But the middle-class is up to their eyes in debt, right? This is more of an issue of personal fiscal responsibility, which has stayed constant while the credit industry has grown in sophistication. Plus, student and housing debt have ballooned, which doesn’t count as consumption for our purposes. All that middle-class debt isn’t stopping people from buying all the TVs, cars, and iPhones they need — and nothing more.

The War on Drugs. The War on Poverty. The next “War” will be on Underconsumption

But if secular stagnation spreads to the rest of the world, which may happen 20–40 years from now, the implications would be profound. Without constant economic growth, the trillions of dollars in “safe” investment assets won’t seem so safe anymore. The capitalists, who depend on regular return rates, will be in trouble. The assumption that everything will ultimately rise is one of the unspoken pillars of capitalism. Yes, capitalism will continue, and yes people will continue to get rich, but they won’t do so automatically.

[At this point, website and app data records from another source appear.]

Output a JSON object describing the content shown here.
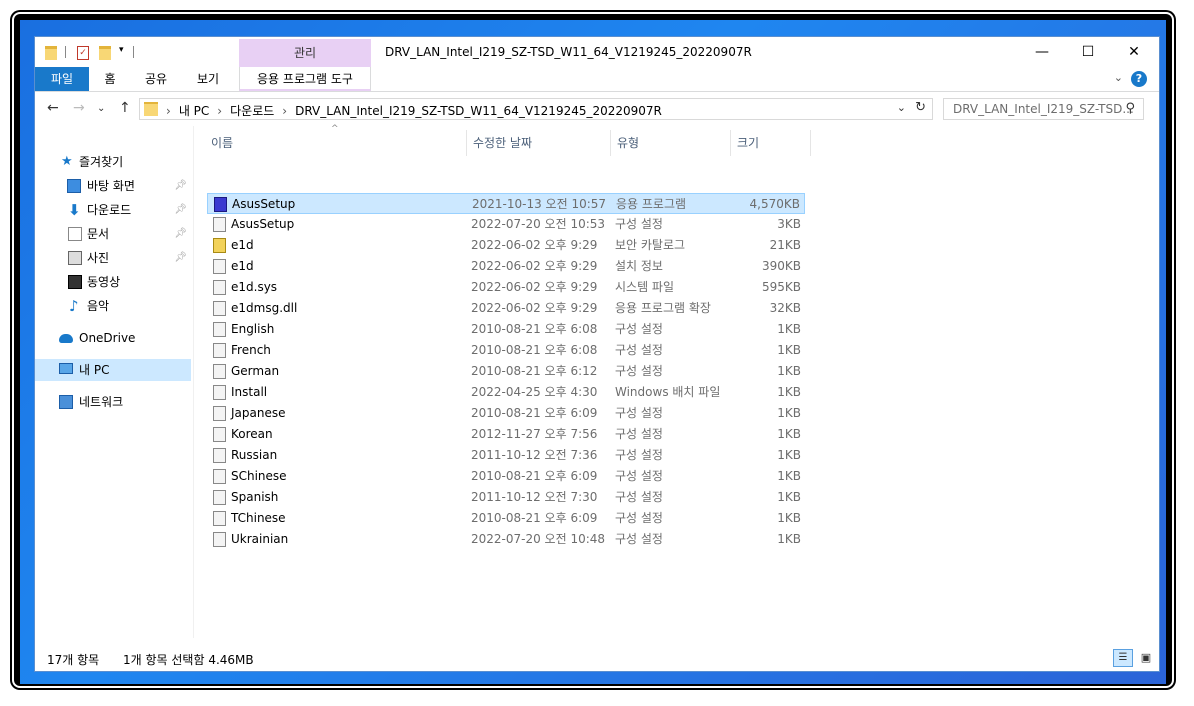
{
  "window": {
    "title": "DRV_LAN_Intel_I219_SZ-TSD_W11_64_V1219245_20220907R",
    "context_tab_group": "관리",
    "minimize": "—",
    "maximize": "☐",
    "close": "✕"
  },
  "ribbon": {
    "tabs": [
      "파일",
      "홈",
      "공유",
      "보기",
      "응용 프로그램 도구"
    ],
    "help": "?",
    "toggle": "⌄"
  },
  "address": {
    "crumbs": [
      "내 PC",
      "다운로드",
      "DRV_LAN_Intel_I219_SZ-TSD_W11_64_V1219245_20220907R"
    ],
    "crumb_prefix": "›",
    "search_placeholder": "DRV_LAN_Intel_I219_SZ-TSD..."
  },
  "nav": {
    "quick_access": "즐겨찾기",
    "items": [
      "바탕 화면",
      "다운로드",
      "문서",
      "사진",
      "동영상",
      "음악"
    ],
    "onedrive": "OneDrive",
    "this_pc": "내 PC",
    "network": "네트워크"
  },
  "columns": {
    "name": "이름",
    "date": "수정한 날짜",
    "type": "유형",
    "size": "크기"
  },
  "files": [
    {
      "name": "AsusSetup",
      "date": "2021-10-13 오전 10:57",
      "type": "응용 프로그램",
      "size": "4,570KB",
      "icon": "app-icon",
      "selected": true
    },
    {
      "name": "AsusSetup",
      "date": "2022-07-20 오전 10:53",
      "type": "구성 설정",
      "size": "3KB",
      "icon": "settings-file-icon"
    },
    {
      "name": "e1d",
      "date": "2022-06-02 오후 9:29",
      "type": "보안 카탈로그",
      "size": "21KB",
      "icon": "catalog-icon"
    },
    {
      "name": "e1d",
      "date": "2022-06-02 오후 9:29",
      "type": "설치 정보",
      "size": "390KB",
      "icon": "setup-info-icon"
    },
    {
      "name": "e1d.sys",
      "date": "2022-06-02 오후 9:29",
      "type": "시스템 파일",
      "size": "595KB",
      "icon": "system-file-icon"
    },
    {
      "name": "e1dmsg.dll",
      "date": "2022-06-02 오후 9:29",
      "type": "응용 프로그램 확장",
      "size": "32KB",
      "icon": "dll-icon"
    },
    {
      "name": "English",
      "date": "2010-08-21 오후 6:08",
      "type": "구성 설정",
      "size": "1KB",
      "icon": "settings-file-icon"
    },
    {
      "name": "French",
      "date": "2010-08-21 오후 6:08",
      "type": "구성 설정",
      "size": "1KB",
      "icon": "settings-file-icon"
    },
    {
      "name": "German",
      "date": "2010-08-21 오후 6:12",
      "type": "구성 설정",
      "size": "1KB",
      "icon": "settings-file-icon"
    },
    {
      "name": "Install",
      "date": "2022-04-25 오후 4:30",
      "type": "Windows 배치 파일",
      "size": "1KB",
      "icon": "batch-file-icon"
    },
    {
      "name": "Japanese",
      "date": "2010-08-21 오후 6:09",
      "type": "구성 설정",
      "size": "1KB",
      "icon": "settings-file-icon"
    },
    {
      "name": "Korean",
      "date": "2012-11-27 오후 7:56",
      "type": "구성 설정",
      "size": "1KB",
      "icon": "settings-file-icon"
    },
    {
      "name": "Russian",
      "date": "2011-10-12 오전 7:36",
      "type": "구성 설정",
      "size": "1KB",
      "icon": "settings-file-icon"
    },
    {
      "name": "SChinese",
      "date": "2010-08-21 오후 6:09",
      "type": "구성 설정",
      "size": "1KB",
      "icon": "settings-file-icon"
    },
    {
      "name": "Spanish",
      "date": "2011-10-12 오전 7:30",
      "type": "구성 설정",
      "size": "1KB",
      "icon": "settings-file-icon"
    },
    {
      "name": "TChinese",
      "date": "2010-08-21 오후 6:09",
      "type": "구성 설정",
      "size": "1KB",
      "icon": "settings-file-icon"
    },
    {
      "name": "Ukrainian",
      "date": "2022-07-20 오전 10:48",
      "type": "구성 설정",
      "size": "1KB",
      "icon": "settings-file-icon"
    }
  ],
  "status": {
    "count": "17개 항목",
    "selection": "1개 항목 선택함 4.46MB"
  },
  "colors": {
    "accent": "#1979ca",
    "selection": "#cce8ff",
    "context_tab": "#e8d0f4"
  }
}
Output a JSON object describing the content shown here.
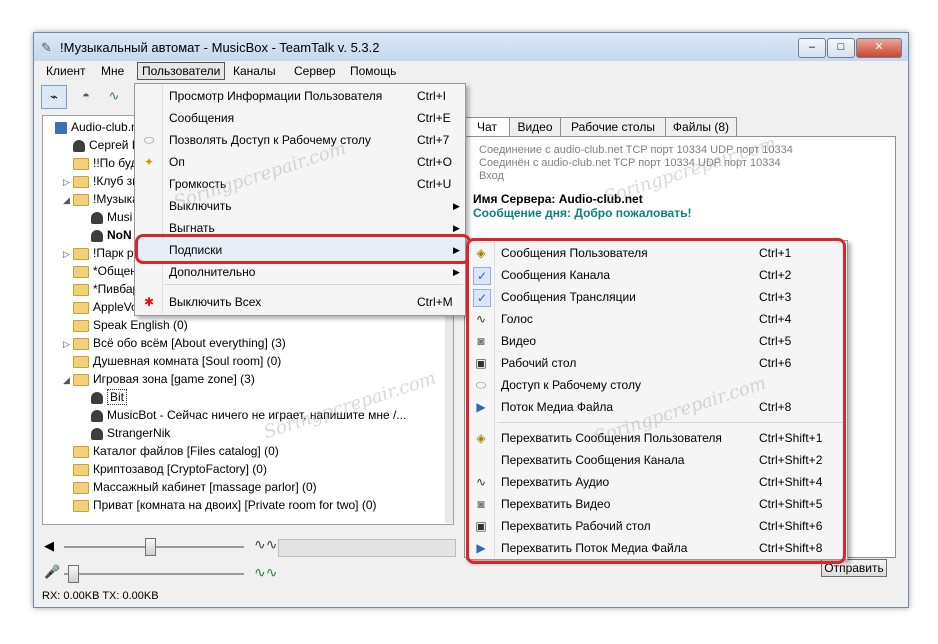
{
  "title": "!Музыкальный автомат - MusicBox - TeamTalk v. 5.3.2",
  "menubar": [
    "Клиент",
    "Мне",
    "Пользователи",
    "Каналы",
    "Сервер",
    "Помощь"
  ],
  "window_buttons": {
    "minimize": "–",
    "maximize": "□",
    "close": "✕"
  },
  "tree": [
    {
      "label": "Audio-club.net",
      "kind": "server"
    },
    {
      "label": "Сергей К",
      "kind": "user"
    },
    {
      "label": "!!По буд",
      "kind": "folder"
    },
    {
      "label": "!Клуб зн",
      "kind": "folder"
    },
    {
      "label": "!Музыка",
      "kind": "folder"
    },
    {
      "label": "Musi",
      "kind": "user"
    },
    {
      "label": "NoN",
      "kind": "user"
    },
    {
      "label": "!Парк ра",
      "kind": "folder"
    },
    {
      "label": "*Общен",
      "kind": "folder"
    },
    {
      "label": "*Пивбар",
      "kind": "folder"
    },
    {
      "label": "AppleVo",
      "kind": "folder"
    },
    {
      "label": "Speak English (0)",
      "kind": "folder"
    },
    {
      "label": "Всё обо всём [About everything] (3)",
      "kind": "folder"
    },
    {
      "label": "Душевная комната [Soul room] (0)",
      "kind": "folder"
    },
    {
      "label": "Игровая зона [game zone] (3)",
      "kind": "folder"
    },
    {
      "label": "Bit",
      "kind": "user"
    },
    {
      "label": "MusicBot - Сейчас ничего не играет, напишите мне /...",
      "kind": "user"
    },
    {
      "label": "StrangerNik",
      "kind": "user"
    },
    {
      "label": "Каталог файлов [Files catalog] (0)",
      "kind": "folder"
    },
    {
      "label": "Криптозавод [CryptoFactory] (0)",
      "kind": "folder"
    },
    {
      "label": "Массажный кабинет [massage parlor] (0)",
      "kind": "folder"
    },
    {
      "label": "Приват [комната на двоих] [Private room for two] (0)",
      "kind": "folder"
    }
  ],
  "tabs": [
    "Чат",
    "Видео",
    "Рабочие столы",
    "Файлы (8)"
  ],
  "chat": {
    "line1": "Соединение с audio-club.net TCP порт 10334 UDP порт 10334",
    "line2": "Соединён с audio-club.net TCP порт 10334 UDP порт 10334",
    "line3": "Вход",
    "server_name": "Имя Сервера: Audio-club.net",
    "motd": "Сообщение дня: Добро пожаловать!"
  },
  "send_label": "Отправить",
  "status": "RX: 0.00KB TX: 0.00KB",
  "users_menu": [
    {
      "label": "Просмотр Информации Пользователя",
      "shortcut": "Ctrl+I",
      "icon": ""
    },
    {
      "label": "Сообщения",
      "shortcut": "Ctrl+E",
      "icon": ""
    },
    {
      "label": "Позволять Доступ к Рабочему столу",
      "shortcut": "Ctrl+7",
      "icon": "eraser-icon"
    },
    {
      "label": "Оп",
      "shortcut": "Ctrl+O",
      "icon": "op-icon"
    },
    {
      "label": "Громкость",
      "shortcut": "Ctrl+U",
      "icon": ""
    },
    {
      "label": "Выключить",
      "shortcut": "",
      "icon": "",
      "submenu": true
    },
    {
      "label": "Выгнать",
      "shortcut": "",
      "icon": "",
      "submenu": true
    },
    {
      "label": "Подписки",
      "shortcut": "",
      "icon": "",
      "submenu": true
    },
    {
      "label": "Дополнительно",
      "shortcut": "",
      "icon": "",
      "submenu": true
    },
    {
      "label": "Выключить Всех",
      "shortcut": "Ctrl+M",
      "icon": "star-icon"
    }
  ],
  "subscriptions_menu": [
    {
      "label": "Сообщения Пользователя",
      "shortcut": "Ctrl+1",
      "icon": "chat-icon"
    },
    {
      "label": "Сообщения Канала",
      "shortcut": "Ctrl+2",
      "icon": "check-icon"
    },
    {
      "label": "Сообщения Трансляции",
      "shortcut": "Ctrl+3",
      "icon": "check-icon"
    },
    {
      "label": "Голос",
      "shortcut": "Ctrl+4",
      "icon": "wave-icon"
    },
    {
      "label": "Видео",
      "shortcut": "Ctrl+5",
      "icon": "camera-icon"
    },
    {
      "label": "Рабочий стол",
      "shortcut": "Ctrl+6",
      "icon": "monitor-icon"
    },
    {
      "label": "Доступ к Рабочему столу",
      "shortcut": "",
      "icon": "eraser-icon"
    },
    {
      "label": "Поток Медиа Файла",
      "shortcut": "Ctrl+8",
      "icon": "media-icon"
    },
    {
      "label": "Перехватить Сообщения Пользователя",
      "shortcut": "Ctrl+Shift+1",
      "icon": "chat-icon"
    },
    {
      "label": "Перехватить Сообщения Канала",
      "shortcut": "Ctrl+Shift+2",
      "icon": ""
    },
    {
      "label": "Перехватить Аудио",
      "shortcut": "Ctrl+Shift+4",
      "icon": "wave-icon"
    },
    {
      "label": "Перехватить Видео",
      "shortcut": "Ctrl+Shift+5",
      "icon": "camera-icon"
    },
    {
      "label": "Перехватить Рабочий стол",
      "shortcut": "Ctrl+Shift+6",
      "icon": "monitor-icon"
    },
    {
      "label": "Перехватить Поток Медиа Файла",
      "shortcut": "Ctrl+Shift+8",
      "icon": "media-icon"
    }
  ],
  "watermark": "Soringpcrepair.com"
}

This doesn’t mean wealth disparity will vanish, though. If anything, it could concentrate wealth into fewer hands, into people like Warren Buffet whose investment skills transcend the universal macroeconomic bull.

For governments, consumption could become a national crisis. On Singles Day, Alibaba sold a record $14 billion worth of goods in China. Whereas the U.S. had its Thanksgiving Parade with High School marching bands and morning talk show hosts, China had Daniel Craig and Kevin Spacey reprise their roles in James Bond and House of Cards with a backdrop of Olympic fireworks and dancing. Singles Day makes Black Friday (the day after Thanksgiving in the U.S.) look like a bake sale. But this is all a leading indicator that governments are desperately trying to pump up demand. China has become too expensive of a place to manufacture and export goods, so they needed that spending spree to sustain their economy via domestic demand.

This call to consumption is similar to how after 9/11, George W. Bush asked Americans to stick it to the terrorists by shopping. Maybe some day, when the Treasury has exhausted all its economic tricks, and the economy doesn’t grow even during a supposedly favorable business cycle, the government will turn again towards consumption as a national emergency.

Either way, as Internet pioneer Marc Andressen said in his tweetstorm on secular stagnation, the people might ultimately not care:

In this world, we can have massive advances in real standards of living even w/formally low investment, GDP, & productivity growth.”
Beyond that, a world where 7 billion people decide they really do want and deserve an upper-middle-class Amercan-equiv lifestyle…

In other words, when everybody can max out their consumption with an upper-middle-class lifestyle, the upper-class will be the only ones complaining about GDP growth.